Saved entries:
((

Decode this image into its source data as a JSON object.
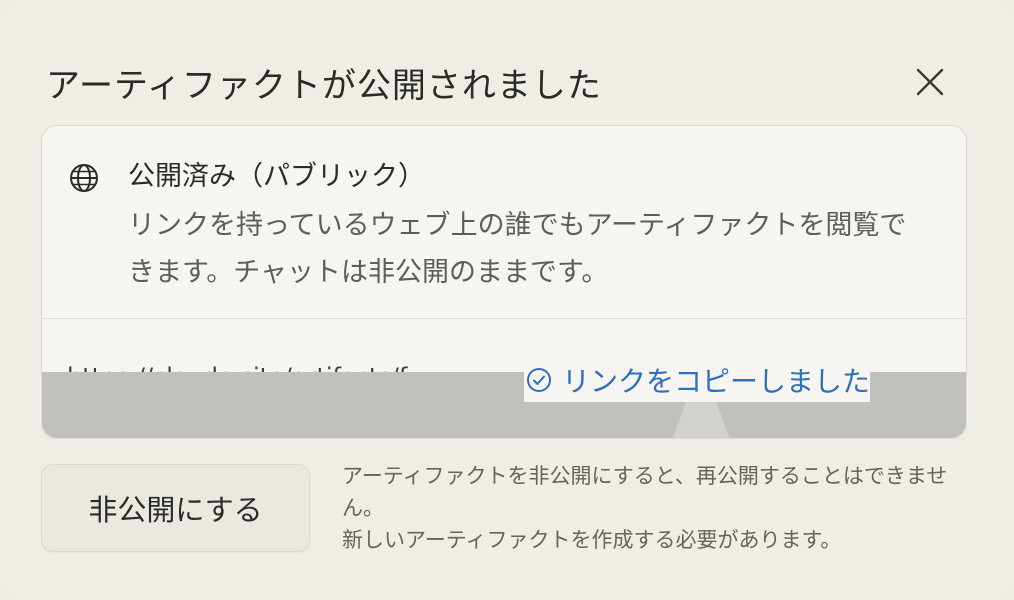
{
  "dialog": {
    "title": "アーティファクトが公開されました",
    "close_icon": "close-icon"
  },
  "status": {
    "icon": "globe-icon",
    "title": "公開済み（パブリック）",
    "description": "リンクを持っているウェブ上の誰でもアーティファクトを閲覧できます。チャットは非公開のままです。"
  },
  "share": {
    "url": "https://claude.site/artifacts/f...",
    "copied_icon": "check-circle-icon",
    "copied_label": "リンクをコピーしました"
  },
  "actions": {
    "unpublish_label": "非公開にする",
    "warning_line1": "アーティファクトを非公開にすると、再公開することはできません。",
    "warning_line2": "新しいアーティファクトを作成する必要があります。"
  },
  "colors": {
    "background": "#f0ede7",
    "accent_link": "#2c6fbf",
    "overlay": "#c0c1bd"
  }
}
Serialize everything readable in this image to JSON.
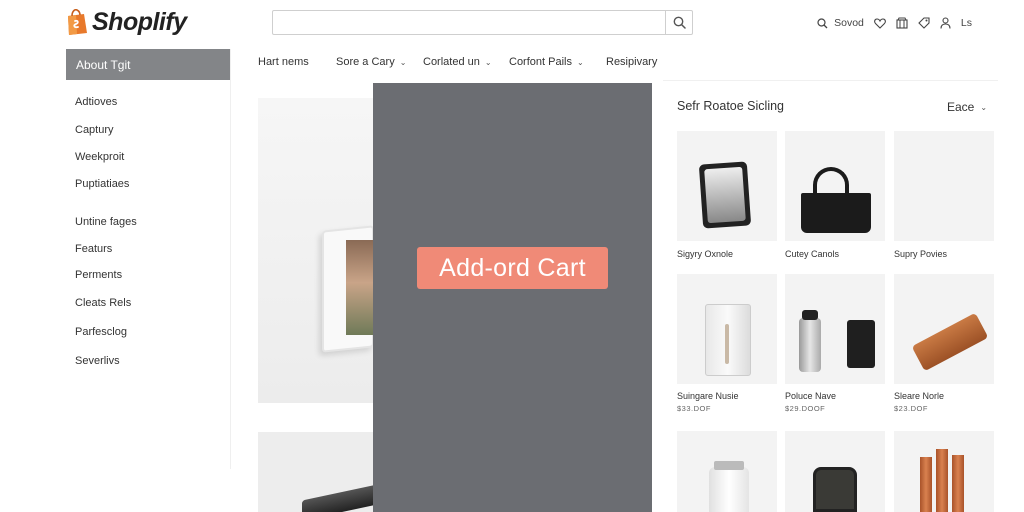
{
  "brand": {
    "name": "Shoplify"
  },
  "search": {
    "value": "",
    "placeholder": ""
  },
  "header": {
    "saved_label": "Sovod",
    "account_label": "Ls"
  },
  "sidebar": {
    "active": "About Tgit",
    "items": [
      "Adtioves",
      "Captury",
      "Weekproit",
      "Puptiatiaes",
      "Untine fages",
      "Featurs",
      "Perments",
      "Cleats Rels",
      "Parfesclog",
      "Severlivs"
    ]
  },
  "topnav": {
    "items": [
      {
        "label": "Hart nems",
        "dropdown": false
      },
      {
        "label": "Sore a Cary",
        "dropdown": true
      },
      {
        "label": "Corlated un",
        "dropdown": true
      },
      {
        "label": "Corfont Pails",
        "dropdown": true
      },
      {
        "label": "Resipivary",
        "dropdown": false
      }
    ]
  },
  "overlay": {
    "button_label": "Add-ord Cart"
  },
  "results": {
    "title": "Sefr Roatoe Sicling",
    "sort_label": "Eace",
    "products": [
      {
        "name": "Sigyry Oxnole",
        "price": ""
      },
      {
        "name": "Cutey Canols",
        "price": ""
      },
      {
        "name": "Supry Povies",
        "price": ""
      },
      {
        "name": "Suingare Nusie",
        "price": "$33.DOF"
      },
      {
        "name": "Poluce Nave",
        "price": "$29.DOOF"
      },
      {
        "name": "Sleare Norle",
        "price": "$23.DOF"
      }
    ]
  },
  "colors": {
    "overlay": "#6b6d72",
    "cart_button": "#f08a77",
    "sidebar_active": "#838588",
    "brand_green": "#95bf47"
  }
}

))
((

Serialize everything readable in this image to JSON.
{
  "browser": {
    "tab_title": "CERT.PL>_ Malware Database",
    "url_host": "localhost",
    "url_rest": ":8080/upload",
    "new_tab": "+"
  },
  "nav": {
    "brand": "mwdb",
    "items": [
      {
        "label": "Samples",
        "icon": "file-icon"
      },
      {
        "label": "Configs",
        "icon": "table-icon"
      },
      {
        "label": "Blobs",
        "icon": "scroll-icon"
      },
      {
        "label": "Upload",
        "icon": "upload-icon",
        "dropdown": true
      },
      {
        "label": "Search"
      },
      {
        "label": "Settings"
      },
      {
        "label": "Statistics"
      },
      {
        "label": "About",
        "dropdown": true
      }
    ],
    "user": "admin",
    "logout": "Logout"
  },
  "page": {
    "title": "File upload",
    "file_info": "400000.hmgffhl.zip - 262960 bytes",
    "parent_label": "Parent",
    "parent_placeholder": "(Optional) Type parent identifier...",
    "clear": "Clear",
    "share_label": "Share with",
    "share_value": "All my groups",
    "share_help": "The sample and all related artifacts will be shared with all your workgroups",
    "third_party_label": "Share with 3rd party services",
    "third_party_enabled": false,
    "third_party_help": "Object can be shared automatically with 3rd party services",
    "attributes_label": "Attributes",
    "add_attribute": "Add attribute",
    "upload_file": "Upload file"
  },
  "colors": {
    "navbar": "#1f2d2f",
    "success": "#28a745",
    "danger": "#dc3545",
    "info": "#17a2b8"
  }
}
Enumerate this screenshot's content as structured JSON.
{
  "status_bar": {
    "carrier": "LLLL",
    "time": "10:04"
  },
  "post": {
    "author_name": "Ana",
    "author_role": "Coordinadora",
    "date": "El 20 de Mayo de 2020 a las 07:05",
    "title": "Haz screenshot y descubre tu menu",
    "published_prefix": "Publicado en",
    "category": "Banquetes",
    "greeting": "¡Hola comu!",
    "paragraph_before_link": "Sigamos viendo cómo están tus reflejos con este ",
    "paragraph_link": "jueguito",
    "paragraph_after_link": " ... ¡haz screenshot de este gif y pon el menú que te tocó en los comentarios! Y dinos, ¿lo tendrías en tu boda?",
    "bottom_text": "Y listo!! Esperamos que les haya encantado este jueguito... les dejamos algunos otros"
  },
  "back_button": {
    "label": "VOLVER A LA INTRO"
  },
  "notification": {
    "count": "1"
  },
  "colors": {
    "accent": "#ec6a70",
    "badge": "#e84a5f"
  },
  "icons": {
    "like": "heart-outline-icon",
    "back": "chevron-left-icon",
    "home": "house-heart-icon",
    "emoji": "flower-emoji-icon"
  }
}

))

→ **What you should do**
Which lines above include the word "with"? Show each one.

→ **Task result**
    "share_label": "Share with",
    "share_help": "The sample and all related artifacts will be shared with all your workgroups",
    "third_party_label": "Share with 3rd party services",
    "third_party_help": "Object can be shared automatically with 3rd party services",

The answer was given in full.